U.S. law and regulatory structure continue to impede the ability of U.S. airlines to achieve sustained earnings and to compete in the global economy, Glenn Tilton, chairman, Air Transport Association (ATA) and chair and CEO of United Airlines said in recent policy remarks to the American Bar Association (ABA). The airlines are experiencing the greatest drop in revenue and credit availability in the industry’s history and a patchwork of counterproductive regulation, Tilton believes.
Tilton urged the government to invest in modernizing the air traffic control system and questioned the direction of government policy. “There has been little to no progress in globalizing the business environment in which we operate… an environment as you well know, that inhibits our ability to make business decisions considered “essential” and “normal” in any other industry.”

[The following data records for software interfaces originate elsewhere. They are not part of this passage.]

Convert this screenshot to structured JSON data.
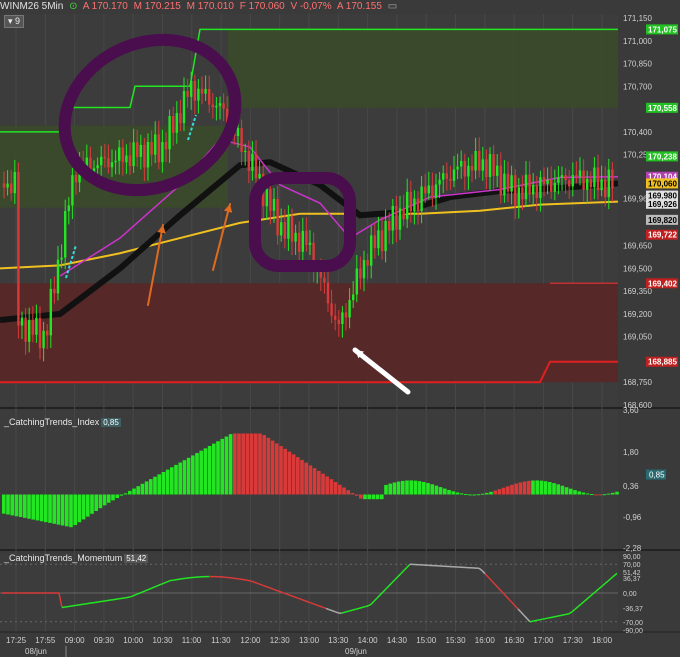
{
  "header": {
    "symbol": "WINM26 5Min",
    "open": "A 170.170",
    "high": "M 170.215",
    "low": "M 170.010",
    "close": "F 170.060",
    "change": "V -0,07%",
    "avg": "A 170.155",
    "layer_count": "9"
  },
  "colors": {
    "bg": "#3a3a3a",
    "up": "#22e622",
    "down": "#d83a3a",
    "annot_purple": "#4a0d4d",
    "orange_arrow": "#e06b20",
    "cyan": "#33dddd",
    "yellow": "#f0c020"
  },
  "main_chart": {
    "y_ticks": [
      "171,150",
      "171,000",
      "170,850",
      "170,700",
      "170,400",
      "170,250",
      "169,960",
      "169,650",
      "169,500",
      "169,350",
      "169,200",
      "169,050",
      "168,750",
      "168,600"
    ],
    "price_labels": [
      {
        "text": "171,075",
        "color": "#22c022"
      },
      {
        "text": "170,558",
        "color": "#22c022"
      },
      {
        "text": "170,238",
        "color": "#22c022"
      },
      {
        "text": "170,104",
        "color": "#b040b0"
      },
      {
        "text": "170,060",
        "color": "#f0c020"
      },
      {
        "text": "169,980",
        "color": "#222222"
      },
      {
        "text": "169,926",
        "color": "#222222"
      },
      {
        "text": "169,820",
        "color": "#333333"
      },
      {
        "text": "169,722",
        "color": "#c02020"
      },
      {
        "text": "169,402",
        "color": "#c02020"
      },
      {
        "text": "168,885",
        "color": "#c02020"
      }
    ]
  },
  "index_panel": {
    "label": "_CatchingTrends_Index",
    "value": "0,85",
    "y_ticks": [
      "3,60",
      "1,80",
      "0,36",
      "-0,96",
      "-2,28"
    ]
  },
  "momentum_panel": {
    "label": "_CatchingTrends_Momentum",
    "value": "51,42",
    "y_ticks": [
      "90,00",
      "70,00",
      "51,42",
      "36,37",
      "0,00",
      "-36,37",
      "-70,00",
      "-90,00"
    ]
  },
  "x_axis": {
    "ticks": [
      "17:25",
      "17:55",
      "09:00",
      "09:30",
      "10:00",
      "10:30",
      "11:00",
      "11:30",
      "12:00",
      "12:30",
      "13:00",
      "13:30",
      "14:00",
      "14:30",
      "15:00",
      "15:30",
      "16:00",
      "16:30",
      "17:00",
      "17:30",
      "18:00"
    ],
    "dates": [
      "08/jun",
      "09/jun"
    ]
  },
  "chart_data": {
    "type": "candlestick",
    "title": "WINM26 5Min",
    "y_range": [
      168600,
      171150
    ],
    "approx_path": {
      "x": [
        "17:25",
        "17:55",
        "09:00",
        "09:30",
        "10:00",
        "10:30",
        "11:00",
        "11:30",
        "12:00",
        "12:30",
        "13:00",
        "13:30",
        "14:00",
        "14:30",
        "15:00",
        "15:30",
        "16:00",
        "16:30",
        "17:00",
        "17:30",
        "18:00"
      ],
      "close": [
        169150,
        169050,
        170150,
        170200,
        170250,
        170300,
        170700,
        170550,
        170200,
        169780,
        169650,
        169100,
        169600,
        169850,
        170000,
        170150,
        170200,
        170000,
        170050,
        170100,
        170060
      ]
    },
    "indicators": {
      "catching_trends_index": {
        "range": [
          -2.28,
          3.6
        ],
        "last": 0.85
      },
      "catching_trends_momentum": {
        "range": [
          -90,
          90
        ],
        "last": 51.42
      }
    }
  }
}
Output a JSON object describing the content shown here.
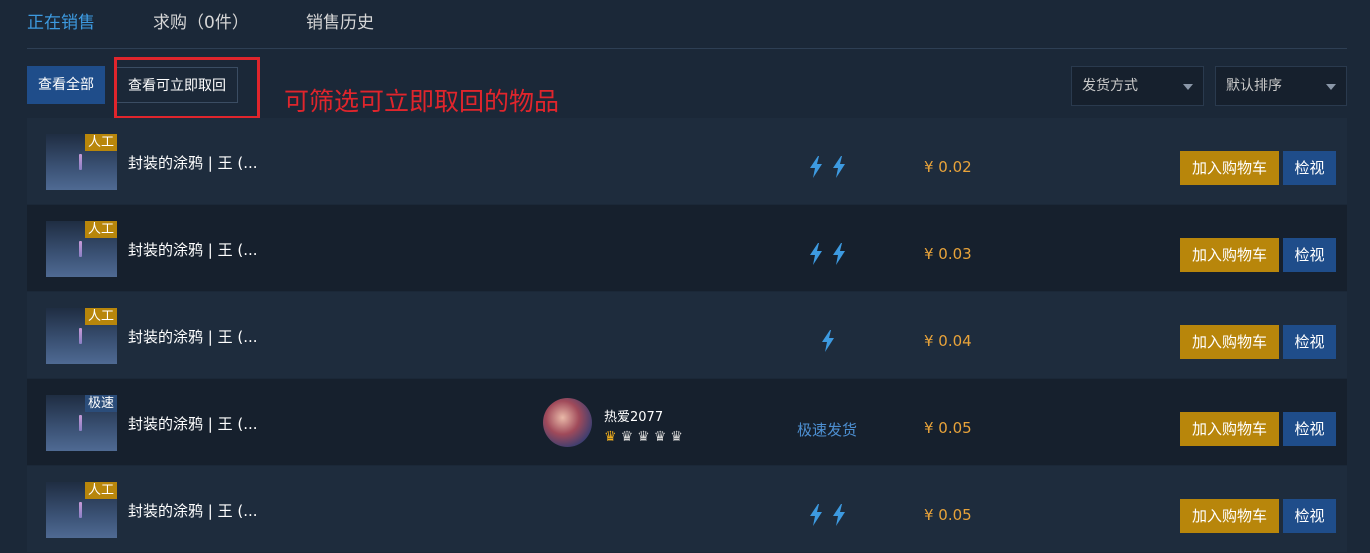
{
  "tabs": [
    {
      "label": "正在销售",
      "active": true
    },
    {
      "label": "求购（0件）",
      "active": false
    },
    {
      "label": "销售历史",
      "active": false
    }
  ],
  "filters": {
    "view_all": "查看全部",
    "view_instant": "查看可立即取回"
  },
  "annotation": "可筛选可立即取回的物品",
  "selects": {
    "shipping": "发货方式",
    "sort": "默认排序"
  },
  "colors": {
    "accent_blue": "#1f4d8a",
    "cart_gold": "#b8860b",
    "price_orange": "#e8a33a",
    "highlight_red": "#e0252c",
    "tab_active": "#3d9ae0"
  },
  "listings": [
    {
      "tag": "人工",
      "tag_type": "manual",
      "name": "封装的涂鸦 | 王 (...",
      "bolts": 2,
      "price": "¥ 0.02",
      "cart_label": "加入购物车",
      "inspect_label": "检视"
    },
    {
      "tag": "人工",
      "tag_type": "manual",
      "name": "封装的涂鸦 | 王 (...",
      "bolts": 2,
      "price": "¥ 0.03",
      "cart_label": "加入购物车",
      "inspect_label": "检视"
    },
    {
      "tag": "人工",
      "tag_type": "manual",
      "name": "封装的涂鸦 | 王 (...",
      "bolts": 1,
      "price": "¥ 0.04",
      "cart_label": "加入购物车",
      "inspect_label": "检视"
    },
    {
      "tag": "极速",
      "tag_type": "fast",
      "name": "封装的涂鸦 | 王 (...",
      "bolts": 0,
      "seller": {
        "name": "热爱2077",
        "badges": "gold-crown, 4x gray-crown"
      },
      "shipping_text": "极速发货",
      "price": "¥ 0.05",
      "cart_label": "加入购物车",
      "inspect_label": "检视"
    },
    {
      "tag": "人工",
      "tag_type": "manual",
      "name": "封装的涂鸦 | 王 (...",
      "bolts": 2,
      "price": "¥ 0.05",
      "cart_label": "加入购物车",
      "inspect_label": "检视"
    }
  ]
}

“No one denies that commercial airlines play an important and permanent role in contributing to the US economy. We enable commerce and tourism, we create jobs, connect small communities and large cities to the world – and we contribute 8 percent of global GDP. In that context, it sounds like an industry you might want to consider for your children’s college fund … or, perhaps not.”
“This is an industry that epitomizes the definition of dilemma. Although we provide absolutely essential service to the public and we enable tremendous collateral wealth creation – we have been systemically incapable of earning our own cost of capital. Although we are constrained by regulation from taking the necessary actions to strengthen our businesses, actions that could provide investment in product and services – we are asked to believe the current regulatory environment is intended to “protect” the industry.

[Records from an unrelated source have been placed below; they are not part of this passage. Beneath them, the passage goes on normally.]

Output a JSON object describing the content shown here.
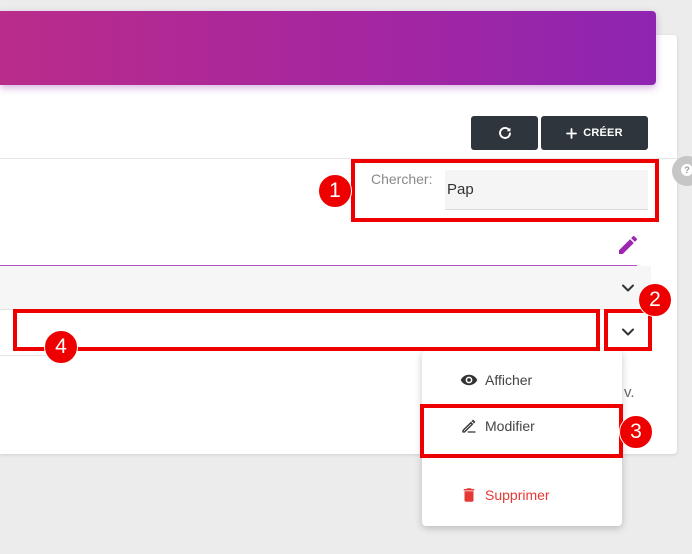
{
  "toolbar": {
    "refresh_icon": "refresh-icon",
    "create_label": "CRÉER",
    "create_icon": "plus-icon"
  },
  "search": {
    "label": "Chercher:",
    "value": "Pap"
  },
  "table": {
    "side_text": "v."
  },
  "row_menu": {
    "items": [
      {
        "label": "Afficher",
        "icon": "eye-icon"
      },
      {
        "label": "Modifier",
        "icon": "pen-icon"
      },
      {
        "label": "Supprimer",
        "icon": "trash-icon"
      }
    ]
  },
  "annotations": {
    "badges": [
      "1",
      "2",
      "3",
      "4"
    ]
  },
  "colors": {
    "header_gradient_start": "#b92c8a",
    "header_gradient_end": "#8e25b1",
    "toolbar_button": "#2f353c",
    "accent_purple": "#9c27b0",
    "delete_red": "#e53935",
    "annotation_red": "#ee0000"
  }
}
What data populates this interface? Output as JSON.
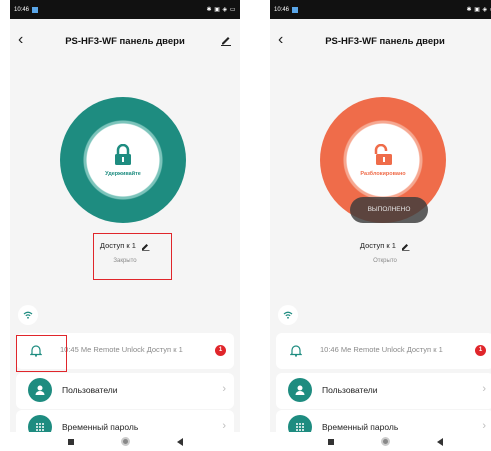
{
  "colors": {
    "locked_ring": "#1e8c80",
    "unlocked_ring": "#ef6c4a",
    "highlight_box": "#e0262b",
    "badge": "#e0262b"
  },
  "left": {
    "status": {
      "time": "10:46",
      "icons": "✱ ▣ ◈ ▭"
    },
    "header": {
      "back_icon": "‹",
      "title": "PS-HF3-WF панель двери"
    },
    "lock": {
      "state_label": "Удерживайте",
      "icon": "locked-padlock-icon"
    },
    "access": {
      "label": "Доступ к 1",
      "state": "Закрыто"
    },
    "log": {
      "text": "10:45 Me  Remote Unlock Доступ к 1",
      "badge": "1"
    },
    "menu": [
      {
        "label": "Пользователи",
        "icon": "user-icon"
      },
      {
        "label": "Временный пароль",
        "icon": "keypad-icon"
      }
    ]
  },
  "right": {
    "status": {
      "time": "10:46",
      "icons": "✱ ▣ ◈ ▭"
    },
    "header": {
      "back_icon": "‹",
      "title": "PS-HF3-WF панель двери"
    },
    "lock": {
      "state_label": "Разблокировано",
      "icon": "unlocked-padlock-icon",
      "toast": "ВЫПОЛНЕНО"
    },
    "access": {
      "label": "Доступ к 1",
      "state": "Открыто"
    },
    "log": {
      "text": "10:46 Me  Remote Unlock Доступ к 1",
      "badge": "1"
    },
    "menu": [
      {
        "label": "Пользователи",
        "icon": "user-icon"
      },
      {
        "label": "Временный пароль",
        "icon": "keypad-icon"
      }
    ]
  }
}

Protect the industry from what, Tilton asked, questioning the lack of serious discussion of the airline industry’s all-too real problems. He noted that $8 billion has been allocated for development of rapid rail services as part of the Federal Stimulus bill but nothing for air traffic control modernization.
“Over the past two years, the industry is expected to lose close to $28 billion dollars. In comparison, in 2001 to 2002, as a result of 9/11, the industry lost a combined $24 billion dollars. We face historic capacity declines. With demand down, yields are also under pressure all across the globe. This year alone, IATA projects that $80 billion in revenue will disappear. In addition, we face tough credit markets.”

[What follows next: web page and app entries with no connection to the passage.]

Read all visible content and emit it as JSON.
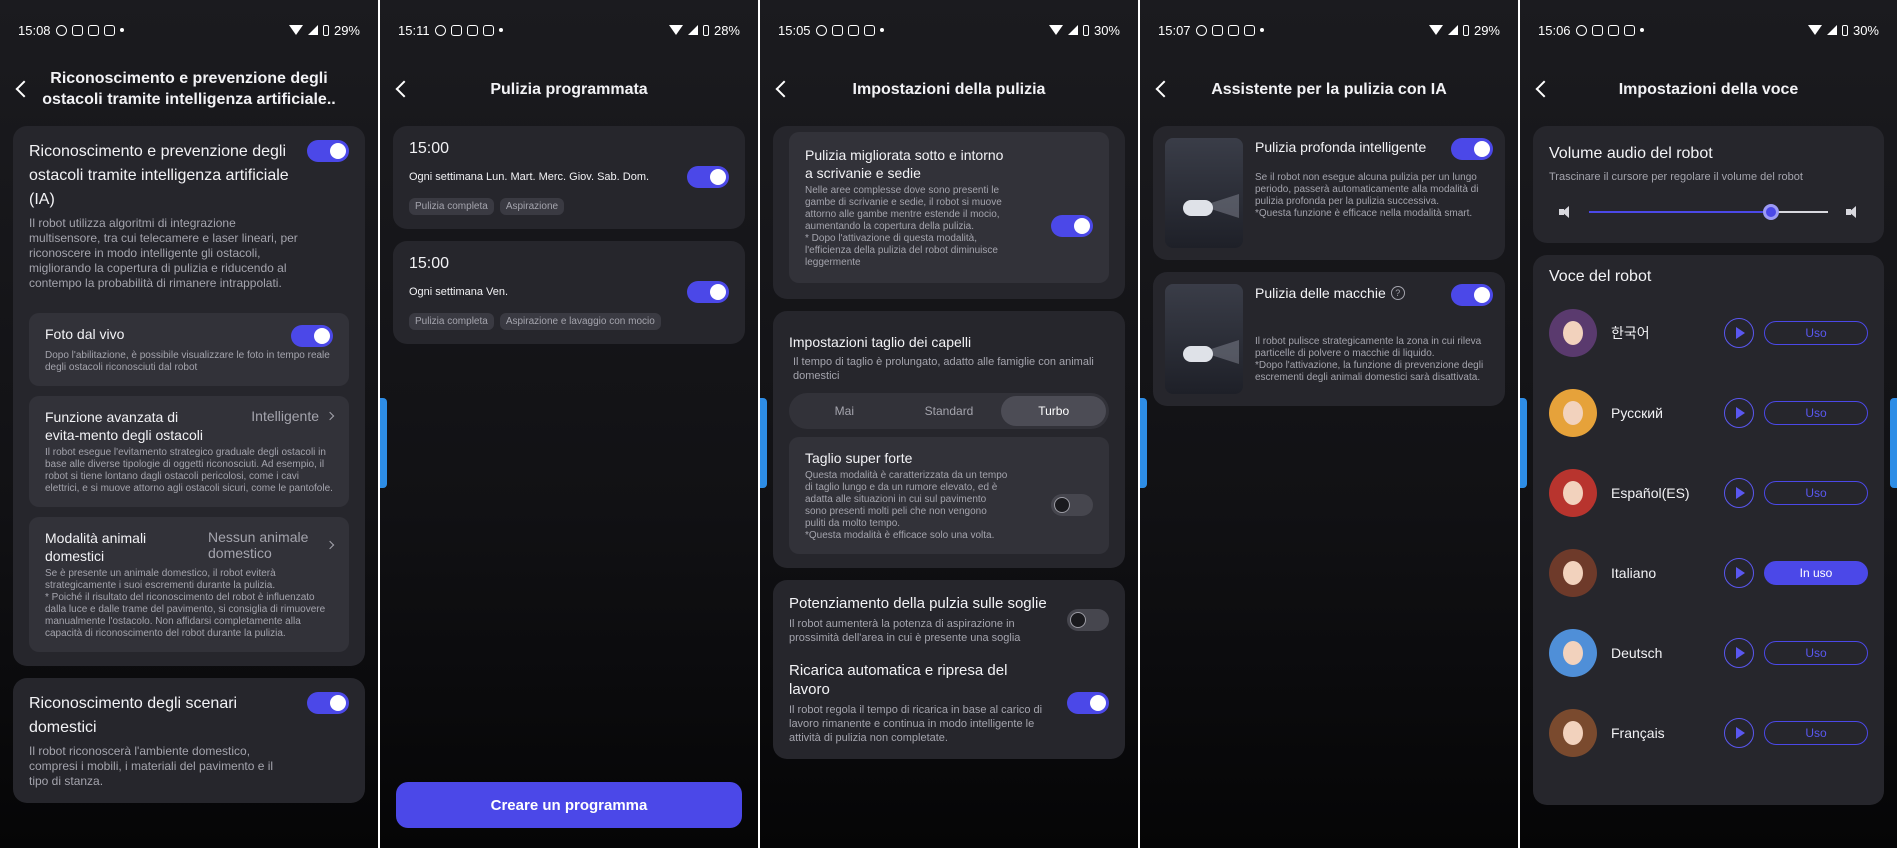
{
  "colors": {
    "accent": "#4b48e8",
    "background": "#1b1b1f",
    "card": "#26262c",
    "edge_tab": "#2d8de6"
  },
  "screens": [
    {
      "status": {
        "time": "15:08",
        "battery": "29%"
      },
      "title": "Riconoscimento e prevenzione degli ostacoli tramite intelligenza artificiale..",
      "main": {
        "title": "Riconoscimento e prevenzione degli ostacoli tramite intelligenza artificiale (IA)",
        "toggle_on": true,
        "desc": "Il robot utilizza algoritmi di integrazione multisensore, tra cui telecamere e laser lineari, per riconoscere in modo intelligente gli ostacoli, migliorando la copertura di pulizia e riducendo al contempo la probabilità di rimanere intrappolati.",
        "live_photo": {
          "title": "Foto dal vivo",
          "toggle_on": true,
          "desc": "Dopo l'abilitazione, è possibile visualizzare le foto in tempo reale degli ostacoli riconosciuti dal robot"
        },
        "advanced": {
          "title": "Funzione avanzata di evita-mento degli ostacoli",
          "value": "Intelligente",
          "desc": "Il robot esegue l'evitamento strategico graduale degli ostacoli in base alle diverse tipologie di oggetti riconosciuti. Ad esempio, il robot si tiene lontano dagli ostacoli pericolosi, come i cavi elettrici, e si muove attorno agli ostacoli sicuri, come le pantofole."
        },
        "pets": {
          "title": "Modalità animali domestici",
          "value": "Nessun animale domestico",
          "desc": "Se è presente un animale domestico, il robot eviterà strategicamente i suoi escrementi durante la pulizia.\n* Poiché il risultato del riconoscimento del robot è influenzato dalla luce e dalle trame del pavimento, si consiglia di rimuovere manualmente l'ostacolo. Non affidarsi completamente alla capacità di riconoscimento del robot durante la pulizia."
        }
      },
      "scenes": {
        "title": "Riconoscimento degli scenari domestici",
        "toggle_on": true,
        "desc": "Il robot riconoscerà l'ambiente domestico, compresi i mobili, i materiali del pavimento e il tipo di stanza."
      }
    },
    {
      "status": {
        "time": "15:11",
        "battery": "28%"
      },
      "title": "Pulizia programmata",
      "schedules": [
        {
          "time": "15:00",
          "days": "Ogni settimana Lun. Mart. Merc. Giov. Sab. Dom.",
          "toggle_on": true,
          "chips": [
            "Pulizia completa",
            "Aspirazione"
          ]
        },
        {
          "time": "15:00",
          "days": "Ogni settimana Ven.",
          "toggle_on": true,
          "chips": [
            "Pulizia completa",
            "Aspirazione e lavaggio con mocio"
          ]
        }
      ],
      "cta": "Creare un programma"
    },
    {
      "status": {
        "time": "15:05",
        "battery": "30%"
      },
      "title": "Impostazioni della pulizia",
      "desks": {
        "title": "Pulizia migliorata sotto e intorno a scrivanie e sedie",
        "toggle_on": true,
        "desc": "Nelle aree complesse dove sono presenti le gambe di scrivanie e sedie, il robot si muove attorno alle gambe mentre estende il mocio, aumentando la copertura della pulizia.\n* Dopo l'attivazione di questa modalità, l'efficienza della pulizia del robot diminuisce leggermente"
      },
      "hair": {
        "title": "Impostazioni taglio dei capelli",
        "desc": "Il tempo di taglio è prolungato, adatto alle famiglie con animali domestici",
        "options": [
          "Mai",
          "Standard",
          "Turbo"
        ],
        "selected": "Turbo",
        "super": {
          "title": "Taglio super forte",
          "toggle_on": false,
          "desc": "Questa modalità è caratterizzata da un tempo di taglio lungo e da un rumore elevato, ed è adatta alle situazioni in cui sul pavimento sono presenti molti peli che non vengono puliti da molto tempo.\n*Questa modalità è efficace solo una volta."
        }
      },
      "thresholds": {
        "title": "Potenziamento della pulzia sulle soglie",
        "toggle_on": false,
        "desc": "Il robot aumenterà la potenza di aspirazione in prossimità dell'area in cui è presente una soglia"
      },
      "recharge": {
        "title": "Ricarica automatica e ripresa del lavoro",
        "toggle_on": true,
        "desc": "Il robot regola il tempo di ricarica in base al carico di lavoro rimanente e continua in modo intelligente le attività di pulizia non completate."
      }
    },
    {
      "status": {
        "time": "15:07",
        "battery": "29%"
      },
      "title": "Assistente per la pulizia con IA",
      "deep": {
        "title": "Pulizia profonda intelligente",
        "toggle_on": true,
        "desc": "Se il robot non esegue alcuna pulizia per un lungo periodo, passerà automaticamente alla modalità di pulizia profonda per la pulizia successiva.\n*Questa funzione è efficace nella modalità smart."
      },
      "stains": {
        "title": "Pulizia delle macchie",
        "toggle_on": true,
        "help": "?",
        "desc": "Il robot pulisce strategicamente la zona in cui rileva particelle di polvere o macchie di liquido.\n*Dopo l'attivazione, la funzione di prevenzione degli escrementi degli animali domestici sarà disattivata."
      }
    },
    {
      "status": {
        "time": "15:06",
        "battery": "30%"
      },
      "title": "Impostazioni della voce",
      "volume": {
        "title": "Volume audio del robot",
        "desc": "Trascinare il cursore per regolare il volume del robot",
        "level": 0.76
      },
      "voices_title": "Voce del robot",
      "voices": [
        {
          "name": "한국어",
          "button": "Uso",
          "active": false,
          "hair": "#5a3a6e"
        },
        {
          "name": "Русский",
          "button": "Uso",
          "active": false,
          "hair": "#e6a23a"
        },
        {
          "name": "Español(ES)",
          "button": "Uso",
          "active": false,
          "hair": "#b8342e"
        },
        {
          "name": "Italiano",
          "button": "In uso",
          "active": true,
          "hair": "#6e3a2a"
        },
        {
          "name": "Deutsch",
          "button": "Uso",
          "active": false,
          "hair": "#4f8fd8"
        },
        {
          "name": "Français",
          "button": "Uso",
          "active": false,
          "hair": "#7a4a2e"
        }
      ]
    }
  ]
}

“We are experiencing the greatest drop in revenue and credit availability in this industry’s history. The industry is doing the work it can to build cash reserves and initiate liquidity actions across the spectrum of rather constrained opportunity. But, this does not help build long-term and healthy balance sheets for an industry that has “systemically failed to earn its cost of capital.”
Airlines are facing “creeping” protectionism and “re-regulation” proposals that restrict its ability to manage the industry in a sustainable way, Tilton warns. “Regardless of all the challenges this industry continues to confront, we have those who consider and propose actions to further impede the industry’s ability to compete and grow.”
Tilton believes global markets demand business models that allow for capital investment, consolidation and cross border ventures.” We have a couple of options: either return to a period of full regulation, or get out of the way and let airlines operate like any other global industry. As an industry, we are fragmented, with serious limitations to our ability to invest, merge or cooperate. As such we must work through the regulatory patchwork that exists today to find creative opportunities to profitably meet our customers’ needs.”
“We will continue to do our part – and we need policymakers and governments to work with us – to partner with us – across the globe to put policies in place that address the business and regulatory challenges, put critical infrastructure in place, and allow us to meet the demands that will be placed on us,” Tilton argued, urging review of anti trust laws impacting airlines ability to compete globally.
“Regulatory complexity and constraints should not prevent us from attracting foreign capital or investing in non-U.S. airlines, opportunities available to other global industries,” Tilton said. “This industry was “deregulated” more than 30 years ago, yet the nonsensical constraints on this industry remain and must be removed.”
“To compete globally – and create a sustainable enterprise -- we need to stop “protecting” this industry. What are we protecting it from? Growth? Profitability? New jobs?
Global competitiveness? Those are protections we can do without,” Tilton concluded.